Firstly, home can be seen as a dream of the future. In The Fifth Child, Harriet and David dream about the perfect family and life. They buy a house that is too big for them, wishing to fill it with smiling and happy children. On the other hand, they are experiencing economical hardships and are forced to borrow money from David’s father in order to cope with the situation they have put themselves in. Still, even though they have to have access to extra money in order to endure, they continue the get more and more children.
It is mentioned how they believe that David would a higher salary some time soon and everything will work out. They, in a way, buy the house for what they wish it will represent in the future. Lessing conveys this by showing how Harriet and David take the money they receive for granted and promise their families that it will pay off in the long run. This concept of taking something for granted because they think that they are worth it can be seen as an act of hubris. Thus, by showing what home signify for Harriet and David Lessing underlines the theme of hubris.
Secondly, home can also represent the character’s essential needs. In The Things They Carried, Norman Bowker returns home from the warfront and the thing he requires the most from society and his family is understanding. He desperately needs to talk, but there is no one there who wants to listen to him. It revealed how he circles the lake in his home town and honks his horn to a few boys while he passed them, but how neither of them even looked up.

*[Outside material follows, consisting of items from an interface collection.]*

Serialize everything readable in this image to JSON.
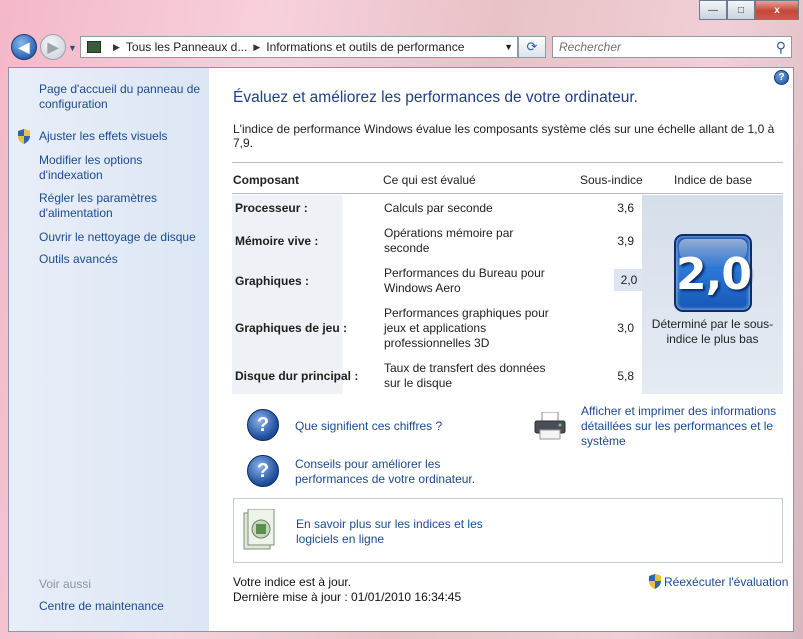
{
  "window": {
    "minimize": "—",
    "maximize": "□",
    "close": "x"
  },
  "address": {
    "crumb1": "Tous les Panneaux d...",
    "crumb2": "Informations et outils de performance",
    "search_placeholder": "Rechercher"
  },
  "sidebar": {
    "home": "Page d'accueil du panneau de configuration",
    "items": [
      {
        "label": "Ajuster les effets visuels",
        "shield": true
      },
      {
        "label": "Modifier les options d'indexation",
        "shield": false
      },
      {
        "label": "Régler les paramètres d'alimentation",
        "shield": false
      },
      {
        "label": "Ouvrir le nettoyage de disque",
        "shield": false
      },
      {
        "label": "Outils avancés",
        "shield": false
      }
    ],
    "see_also": "Voir aussi",
    "maintenance": "Centre de maintenance"
  },
  "main": {
    "title": "Évaluez et améliorez les performances de votre ordinateur.",
    "description": "L'indice de performance Windows évalue les composants système clés sur une échelle allant de 1,0 à 7,9.",
    "table": {
      "headers": [
        "Composant",
        "Ce qui est évalué",
        "Sous-indice",
        "Indice de base"
      ],
      "rows": [
        {
          "component": "Processeur :",
          "evaluated": "Calculs par seconde",
          "score": "3,6"
        },
        {
          "component": "Mémoire vive :",
          "evaluated": "Opérations mémoire par seconde",
          "score": "3,9"
        },
        {
          "component": "Graphiques :",
          "evaluated": "Performances du Bureau pour Windows Aero",
          "score": "2,0"
        },
        {
          "component": "Graphiques de jeu :",
          "evaluated": "Performances graphiques pour jeux et applications professionnelles 3D",
          "score": "3,0"
        },
        {
          "component": "Disque dur principal :",
          "evaluated": "Taux de transfert des données sur le disque",
          "score": "5,8"
        }
      ],
      "base_score": "2,0",
      "base_text": "Déterminé par le sous-indice le plus bas"
    },
    "links": {
      "what_numbers": "Que signifient ces chiffres ?",
      "tips": "Conseils pour améliorer les performances de votre ordinateur.",
      "print": "Afficher et imprimer des informations détaillées sur les performances et le système",
      "learn_more": "En savoir plus sur les indices et les logiciels en ligne"
    },
    "status": "Votre indice est à jour.",
    "last_update": "Dernière mise à jour : 01/01/2010 16:34:45",
    "rerun": "Réexécuter l'évaluation"
  },
  "colors": {
    "link": "#1b4a8f",
    "title": "#1f3f8a",
    "badge": "#1556b6"
  }
}
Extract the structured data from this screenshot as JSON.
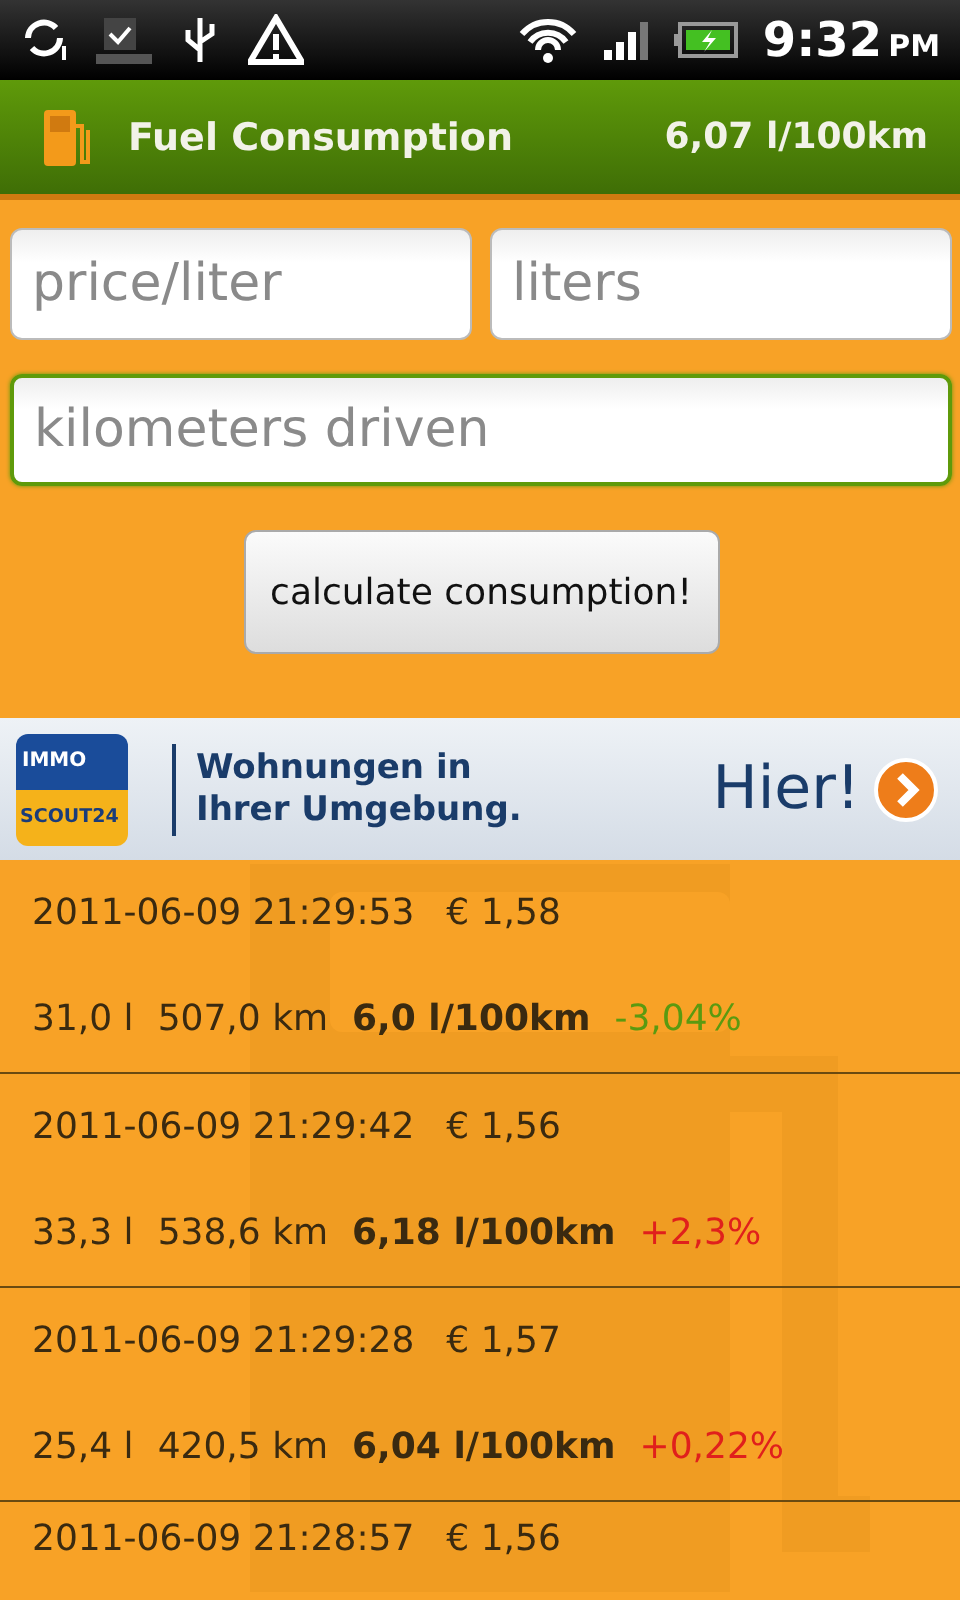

This can be seen as a metaphor for how Bowker was trying to tell society about his experiences and emotions and how society did not even care to hear him out. The scene ends with him continuing to drive around the lake more than ten times and imagining how a conversation between his father and him about his wartime experiences would turn out. By not getting what he needed and therefore resorting to taking his own life, Bowker embodies the damage war can do to a soldier long after the war is over. O’Brien shows how the idea of home represents our deepest and fundamental needs and that when those are not fulfilled we suffer.
Thirdly, the character’s idea of the perfect home can also reflect upon certain traits of this person. In Stray Children, Charles Benedict lives a successful, immaculate and steady life. These aspects of his life also characterise his study. It is rendered how Benedict always liked his study because it was always the same and unharmed. By mentioning the fact why he likes his room, Oates can highlight some important aspects of his personality.
In sum, by showing what home means, authors can convey what the character dreams of and want, needs and can not live without, and, draw attention to certain personal qualities off the character. Rendering what home means can be significant in many different ways. In the first example, Lessing conveys the theme of hubris by showing Harriet and David’s dream and then contrasting it to their reality; they take the money they receive for granted since they think that they are worth it and therefore should have the money. Also, in the second case, O’Brien renders how home may not always literally mean home as in the place where you live, but it can also stand for our basic needs.
Moreover, in the third instance, Oates uses the meaning of home in order to stress certain features of the character in question. However, the meaning of home is not restricted to being just one thing. O’Brien can also show how Bowker is a character who needs constant support and is too weak to handle the hardships himself by rendering how Bowker desperately needed comfort when he returned home. As in the case with Charles Benedict and his study, home can also be used to show how he thinks, how he wants the city to look like in his role as a city planner.
Oates can therefore also deliver social criticism through illustrating the meaning of home; how Benedict wants everything to look perfect and therefore he plans the city without taking the living conditions of certain people into consideration. In addition, the first example with Harriet and David and their view of home can also help the reader characterise them as determined people with set goals in the future and perhaps somewhat inconsiderate of their future troubles that they may face by ignoring the problems they are already experiencing. Hence, home does not only mean one thing but the reader can often draw several significant pieces of information out from it.